Four years after tragedy, Virgin Galactic flies to edge of space

14 Dec 2018

Photo taken aboard VSS Unity as it reached the edge of space. Image: Virgin Galactic

Virgin Galactic rocket aircraft VSS Unity successfully completed a journey to the edge of space, four years after a previous prototype broke apart.

The space race is certainly back on, but this time it’s not about national space agencies – rather, space tourism. One of those companies aiming to eventually take the general public to the boundary between Earth and space is Richard Branson’s Virgin Galactic service, which he founded a decade ago.

Now, in a major milestone, the company’s VSS Unity aircraft – the second vehicle in the SpaceShipTwo series – has successfully completed a test flight, reaching a height of 82.7km above the Earth’s surface before landing safely at the Mojave Air and Space Port in California.

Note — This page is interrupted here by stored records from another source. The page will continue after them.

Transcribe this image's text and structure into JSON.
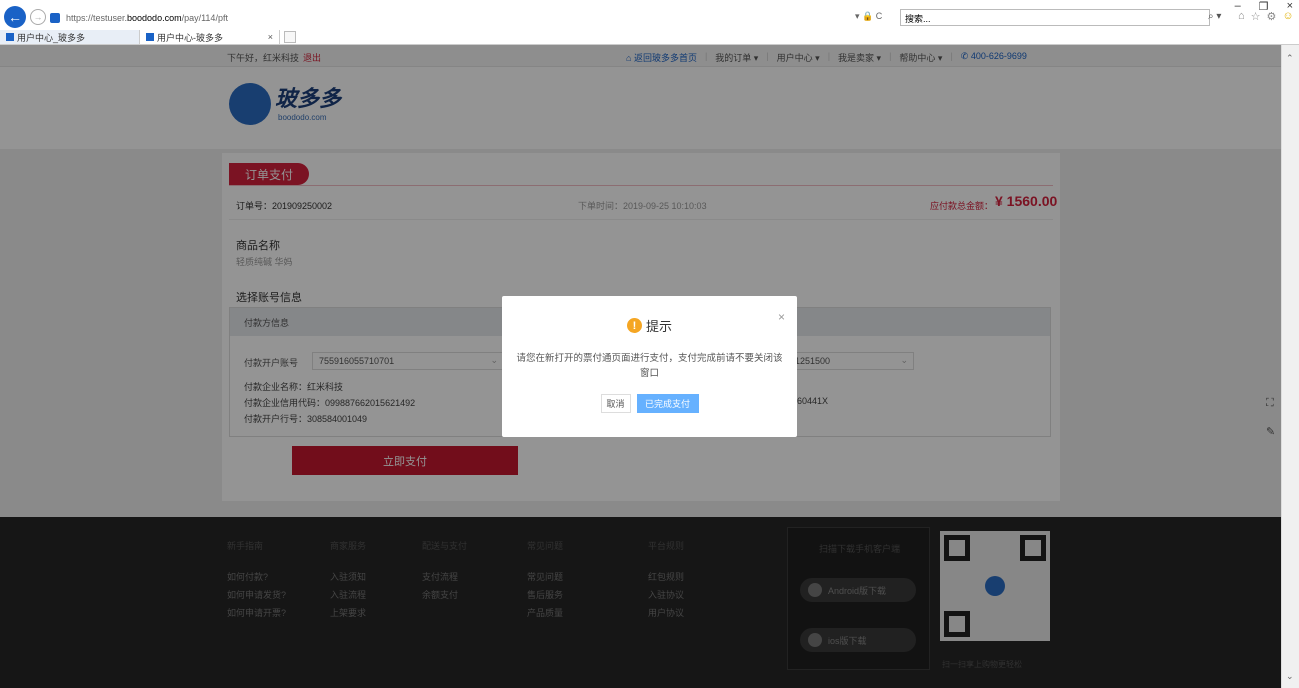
{
  "browser": {
    "window_controls": [
      "–",
      "❐",
      "×"
    ],
    "url_prefix": "https://testuser.",
    "url_domain": "boododo.com",
    "url_path": "/pay/114/pft",
    "addr_right": "▾ 🔒 C",
    "search_placeholder": "搜索...",
    "search_glyph": "⌕ ▾",
    "tabs": [
      {
        "label": "用户中心_玻多多"
      },
      {
        "label": "用户中心-玻多多",
        "close": "×"
      }
    ]
  },
  "topbar": {
    "greeting": "下午好，红米科技",
    "logout": "退出",
    "nav": [
      {
        "label": "返回玻多多首页"
      },
      {
        "label": "我的订单 ▾"
      },
      {
        "label": "用户中心 ▾"
      },
      {
        "label": "我是卖家 ▾"
      },
      {
        "label": "帮助中心 ▾"
      }
    ],
    "phone": "400-626-9699"
  },
  "logo": {
    "mark": "玻",
    "text": "玻多多",
    "sub": "boododo.com"
  },
  "order": {
    "title": "订单支付",
    "order_no": "订单号：201909250002",
    "order_time": "下单时间：2019-09-25 10:10:03",
    "amount_label": "应付款总金额：",
    "amount": "¥ 1560.00",
    "product_section": "商品名称",
    "product_name": "轻质纯碱 华妈",
    "account_section": "选择账号信息",
    "payer_head": "付款方信息",
    "payer_account_label": "付款开户账号",
    "payer_account": "755916055710701",
    "right_account": "1251500",
    "payer_company": "付款企业名称：红米科技",
    "payer_credit": "付款企业信用代码：099887662015621492",
    "payer_bank": "付款开户行号：308584001049",
    "right_credit": "060441X",
    "pay_button": "立即支付"
  },
  "footer": {
    "cols": [
      {
        "head": "新手指南",
        "items": [
          "如何付款?",
          "如何申请发货?",
          "如何申请开票?"
        ]
      },
      {
        "head": "商家服务",
        "items": [
          "入驻须知",
          "入驻流程",
          "上架要求"
        ]
      },
      {
        "head": "配送与支付",
        "items": [
          "支付流程",
          "余额支付"
        ]
      },
      {
        "head": "常见问题",
        "items": [
          "常见问题",
          "售后服务",
          "产品质量"
        ]
      },
      {
        "head": "平台规则",
        "items": [
          "红包规则",
          "入驻协议",
          "用户协议"
        ]
      }
    ],
    "app_head": "扫描下载手机客户端",
    "android": "Android版下载",
    "ios": "ios版下载",
    "qr_caption": "扫一扫享上购物更轻松"
  },
  "modal": {
    "title": "提示",
    "icon": "!",
    "message": "请您在新打开的票付通页面进行支付，支付完成前请不要关闭该窗口",
    "cancel": "取消",
    "confirm": "已完成支付",
    "close": "×"
  }
}
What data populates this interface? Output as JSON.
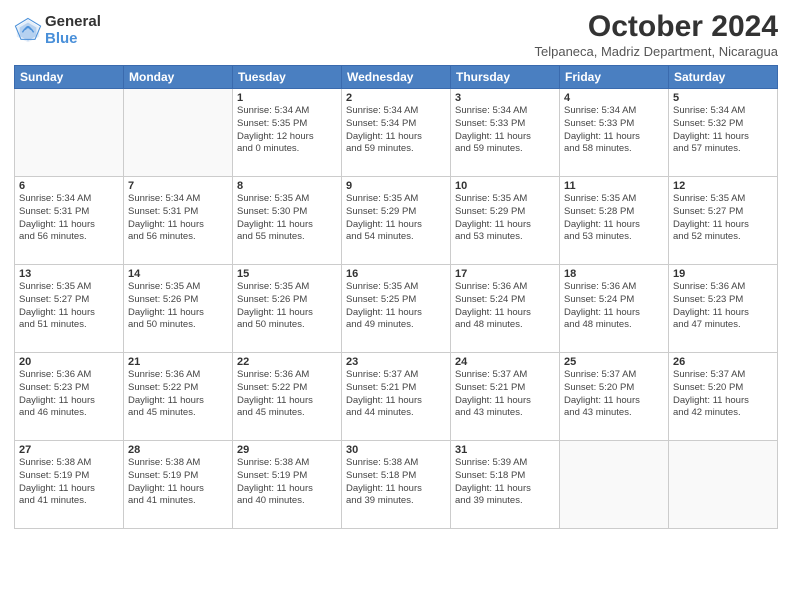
{
  "logo": {
    "general": "General",
    "blue": "Blue"
  },
  "title": "October 2024",
  "subtitle": "Telpaneca, Madriz Department, Nicaragua",
  "headers": [
    "Sunday",
    "Monday",
    "Tuesday",
    "Wednesday",
    "Thursday",
    "Friday",
    "Saturday"
  ],
  "weeks": [
    [
      {
        "day": "",
        "lines": []
      },
      {
        "day": "",
        "lines": []
      },
      {
        "day": "1",
        "lines": [
          "Sunrise: 5:34 AM",
          "Sunset: 5:35 PM",
          "Daylight: 12 hours",
          "and 0 minutes."
        ]
      },
      {
        "day": "2",
        "lines": [
          "Sunrise: 5:34 AM",
          "Sunset: 5:34 PM",
          "Daylight: 11 hours",
          "and 59 minutes."
        ]
      },
      {
        "day": "3",
        "lines": [
          "Sunrise: 5:34 AM",
          "Sunset: 5:33 PM",
          "Daylight: 11 hours",
          "and 59 minutes."
        ]
      },
      {
        "day": "4",
        "lines": [
          "Sunrise: 5:34 AM",
          "Sunset: 5:33 PM",
          "Daylight: 11 hours",
          "and 58 minutes."
        ]
      },
      {
        "day": "5",
        "lines": [
          "Sunrise: 5:34 AM",
          "Sunset: 5:32 PM",
          "Daylight: 11 hours",
          "and 57 minutes."
        ]
      }
    ],
    [
      {
        "day": "6",
        "lines": [
          "Sunrise: 5:34 AM",
          "Sunset: 5:31 PM",
          "Daylight: 11 hours",
          "and 56 minutes."
        ]
      },
      {
        "day": "7",
        "lines": [
          "Sunrise: 5:34 AM",
          "Sunset: 5:31 PM",
          "Daylight: 11 hours",
          "and 56 minutes."
        ]
      },
      {
        "day": "8",
        "lines": [
          "Sunrise: 5:35 AM",
          "Sunset: 5:30 PM",
          "Daylight: 11 hours",
          "and 55 minutes."
        ]
      },
      {
        "day": "9",
        "lines": [
          "Sunrise: 5:35 AM",
          "Sunset: 5:29 PM",
          "Daylight: 11 hours",
          "and 54 minutes."
        ]
      },
      {
        "day": "10",
        "lines": [
          "Sunrise: 5:35 AM",
          "Sunset: 5:29 PM",
          "Daylight: 11 hours",
          "and 53 minutes."
        ]
      },
      {
        "day": "11",
        "lines": [
          "Sunrise: 5:35 AM",
          "Sunset: 5:28 PM",
          "Daylight: 11 hours",
          "and 53 minutes."
        ]
      },
      {
        "day": "12",
        "lines": [
          "Sunrise: 5:35 AM",
          "Sunset: 5:27 PM",
          "Daylight: 11 hours",
          "and 52 minutes."
        ]
      }
    ],
    [
      {
        "day": "13",
        "lines": [
          "Sunrise: 5:35 AM",
          "Sunset: 5:27 PM",
          "Daylight: 11 hours",
          "and 51 minutes."
        ]
      },
      {
        "day": "14",
        "lines": [
          "Sunrise: 5:35 AM",
          "Sunset: 5:26 PM",
          "Daylight: 11 hours",
          "and 50 minutes."
        ]
      },
      {
        "day": "15",
        "lines": [
          "Sunrise: 5:35 AM",
          "Sunset: 5:26 PM",
          "Daylight: 11 hours",
          "and 50 minutes."
        ]
      },
      {
        "day": "16",
        "lines": [
          "Sunrise: 5:35 AM",
          "Sunset: 5:25 PM",
          "Daylight: 11 hours",
          "and 49 minutes."
        ]
      },
      {
        "day": "17",
        "lines": [
          "Sunrise: 5:36 AM",
          "Sunset: 5:24 PM",
          "Daylight: 11 hours",
          "and 48 minutes."
        ]
      },
      {
        "day": "18",
        "lines": [
          "Sunrise: 5:36 AM",
          "Sunset: 5:24 PM",
          "Daylight: 11 hours",
          "and 48 minutes."
        ]
      },
      {
        "day": "19",
        "lines": [
          "Sunrise: 5:36 AM",
          "Sunset: 5:23 PM",
          "Daylight: 11 hours",
          "and 47 minutes."
        ]
      }
    ],
    [
      {
        "day": "20",
        "lines": [
          "Sunrise: 5:36 AM",
          "Sunset: 5:23 PM",
          "Daylight: 11 hours",
          "and 46 minutes."
        ]
      },
      {
        "day": "21",
        "lines": [
          "Sunrise: 5:36 AM",
          "Sunset: 5:22 PM",
          "Daylight: 11 hours",
          "and 45 minutes."
        ]
      },
      {
        "day": "22",
        "lines": [
          "Sunrise: 5:36 AM",
          "Sunset: 5:22 PM",
          "Daylight: 11 hours",
          "and 45 minutes."
        ]
      },
      {
        "day": "23",
        "lines": [
          "Sunrise: 5:37 AM",
          "Sunset: 5:21 PM",
          "Daylight: 11 hours",
          "and 44 minutes."
        ]
      },
      {
        "day": "24",
        "lines": [
          "Sunrise: 5:37 AM",
          "Sunset: 5:21 PM",
          "Daylight: 11 hours",
          "and 43 minutes."
        ]
      },
      {
        "day": "25",
        "lines": [
          "Sunrise: 5:37 AM",
          "Sunset: 5:20 PM",
          "Daylight: 11 hours",
          "and 43 minutes."
        ]
      },
      {
        "day": "26",
        "lines": [
          "Sunrise: 5:37 AM",
          "Sunset: 5:20 PM",
          "Daylight: 11 hours",
          "and 42 minutes."
        ]
      }
    ],
    [
      {
        "day": "27",
        "lines": [
          "Sunrise: 5:38 AM",
          "Sunset: 5:19 PM",
          "Daylight: 11 hours",
          "and 41 minutes."
        ]
      },
      {
        "day": "28",
        "lines": [
          "Sunrise: 5:38 AM",
          "Sunset: 5:19 PM",
          "Daylight: 11 hours",
          "and 41 minutes."
        ]
      },
      {
        "day": "29",
        "lines": [
          "Sunrise: 5:38 AM",
          "Sunset: 5:19 PM",
          "Daylight: 11 hours",
          "and 40 minutes."
        ]
      },
      {
        "day": "30",
        "lines": [
          "Sunrise: 5:38 AM",
          "Sunset: 5:18 PM",
          "Daylight: 11 hours",
          "and 39 minutes."
        ]
      },
      {
        "day": "31",
        "lines": [
          "Sunrise: 5:39 AM",
          "Sunset: 5:18 PM",
          "Daylight: 11 hours",
          "and 39 minutes."
        ]
      },
      {
        "day": "",
        "lines": []
      },
      {
        "day": "",
        "lines": []
      }
    ]
  ]
}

Carrying the spacecraft to its lofty goal was the White Knight Two carrier plane dubbed VMS Eve, which dropped VSS Unity at a height of 15km. At this point, pilots Mark Stucky and Frederick CJ Sturckow – with a mannequin passenger called Annie and four NASA space instruments on board – fired VSS Unity’s rocket engine to take it the rest of the way up.

During this time, Virgin Galactic said the craft’s engine burned for approximately one minute, during which time it reached speeds of almost three times the speed of sound.

With the confirmation of a successful flight, it became the first human spaceflight to be launched from American soil since the final Space Shuttle mission in 2011, in addition to being the first ever spaceflight of a commercial passenger service craft.

‘It was an indescribable feeling’

Speaking afterwards, Branson said: “Today, as I stood among a truly remarkable group of people with our eyes on the stars, we saw our biggest dream and our toughest challenge to date fulfilled. It was an indescribable feeling: joy, relief, exhilaration and anticipation for what is yet to come.

“Today, we have shown that Virgin Galactic really can open space to change the world for good.”

This was the fourth test of the rocket-powered craft since its unveiling in 2016, with the previous tests having taken it gradually higher – the maximum altitude prior to this latest flight was 52km.

The successful mission comes four years after Virgin Galactic’s future looked seriously in doubt when the first SpaceShipTwo craft, VSS Enterprise, broke apart during a test flight, killing co-pilot Michael Alsbury and injuring pilot Peter Siebold.

So far, Virgin Galactic has said that around 600 people have already booked reservations for the first flights, with the price per head being somewhere in the region of between $200,000 and $250,000.

Colm Gorey was a senior journalist with Silicon Republic